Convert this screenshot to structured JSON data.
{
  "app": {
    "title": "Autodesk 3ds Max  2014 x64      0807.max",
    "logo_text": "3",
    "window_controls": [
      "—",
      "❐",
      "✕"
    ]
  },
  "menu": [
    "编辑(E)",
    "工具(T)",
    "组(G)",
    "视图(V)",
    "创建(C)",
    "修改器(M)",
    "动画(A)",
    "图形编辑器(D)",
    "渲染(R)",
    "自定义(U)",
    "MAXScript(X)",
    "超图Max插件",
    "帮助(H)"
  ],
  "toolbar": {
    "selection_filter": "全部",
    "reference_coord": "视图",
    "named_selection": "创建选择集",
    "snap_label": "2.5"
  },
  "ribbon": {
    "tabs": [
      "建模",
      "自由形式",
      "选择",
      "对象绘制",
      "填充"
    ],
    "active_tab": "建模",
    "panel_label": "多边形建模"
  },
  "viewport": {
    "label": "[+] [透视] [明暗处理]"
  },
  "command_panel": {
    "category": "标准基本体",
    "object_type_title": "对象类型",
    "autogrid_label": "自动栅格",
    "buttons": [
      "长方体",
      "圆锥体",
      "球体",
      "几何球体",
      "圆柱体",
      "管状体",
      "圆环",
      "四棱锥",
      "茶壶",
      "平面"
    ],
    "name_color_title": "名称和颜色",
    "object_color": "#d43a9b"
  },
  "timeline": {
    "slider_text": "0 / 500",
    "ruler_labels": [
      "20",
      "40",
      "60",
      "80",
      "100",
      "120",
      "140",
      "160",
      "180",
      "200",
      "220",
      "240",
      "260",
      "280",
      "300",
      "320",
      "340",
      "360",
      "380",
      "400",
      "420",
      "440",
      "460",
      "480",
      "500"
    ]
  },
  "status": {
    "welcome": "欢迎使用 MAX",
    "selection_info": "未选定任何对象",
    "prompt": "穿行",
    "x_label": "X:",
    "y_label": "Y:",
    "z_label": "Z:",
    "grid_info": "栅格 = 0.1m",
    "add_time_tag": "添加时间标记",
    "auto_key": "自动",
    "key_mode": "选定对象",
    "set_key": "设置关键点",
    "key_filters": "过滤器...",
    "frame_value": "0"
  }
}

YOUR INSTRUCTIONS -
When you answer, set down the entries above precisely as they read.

SOLUTION TO THE EXERCISE -
Convert this screenshot to structured JSON data.
{
  "app": {
    "title": "Autodesk 3ds Max  2014 x64      0807.max",
    "logo_text": "3",
    "window_controls": [
      "—",
      "❐",
      "✕"
    ]
  },
  "menu": [
    "编辑(E)",
    "工具(T)",
    "组(G)",
    "视图(V)",
    "创建(C)",
    "修改器(M)",
    "动画(A)",
    "图形编辑器(D)",
    "渲染(R)",
    "自定义(U)",
    "MAXScript(X)",
    "超图Max插件",
    "帮助(H)"
  ],
  "toolbar": {
    "selection_filter": "全部",
    "reference_coord": "视图",
    "named_selection": "创建选择集",
    "snap_label": "2.5"
  },
  "ribbon": {
    "tabs": [
      "建模",
      "自由形式",
      "选择",
      "对象绘制",
      "填充"
    ],
    "active_tab": "建模",
    "panel_label": "多边形建模"
  },
  "viewport": {
    "label": "[+] [透视] [明暗处理]"
  },
  "command_panel": {
    "category": "标准基本体",
    "object_type_title": "对象类型",
    "autogrid_label": "自动栅格",
    "buttons": [
      "长方体",
      "圆锥体",
      "球体",
      "几何球体",
      "圆柱体",
      "管状体",
      "圆环",
      "四棱锥",
      "茶壶",
      "平面"
    ],
    "name_color_title": "名称和颜色",
    "object_color": "#d43a9b"
  },
  "timeline": {
    "slider_text": "0 / 500",
    "ruler_labels": [
      "20",
      "40",
      "60",
      "80",
      "100",
      "120",
      "140",
      "160",
      "180",
      "200",
      "220",
      "240",
      "260",
      "280",
      "300",
      "320",
      "340",
      "360",
      "380",
      "400",
      "420",
      "440",
      "460",
      "480",
      "500"
    ]
  },
  "status": {
    "welcome": "欢迎使用 MAX",
    "selection_info": "未选定任何对象",
    "prompt": "穿行",
    "x_label": "X:",
    "y_label": "Y:",
    "z_label": "Z:",
    "grid_info": "栅格 = 0.1m",
    "add_time_tag": "添加时间标记",
    "auto_key": "自动",
    "key_mode": "选定对象",
    "set_key": "设置关键点",
    "key_filters": "过滤器...",
    "frame_value": "0"
  }
}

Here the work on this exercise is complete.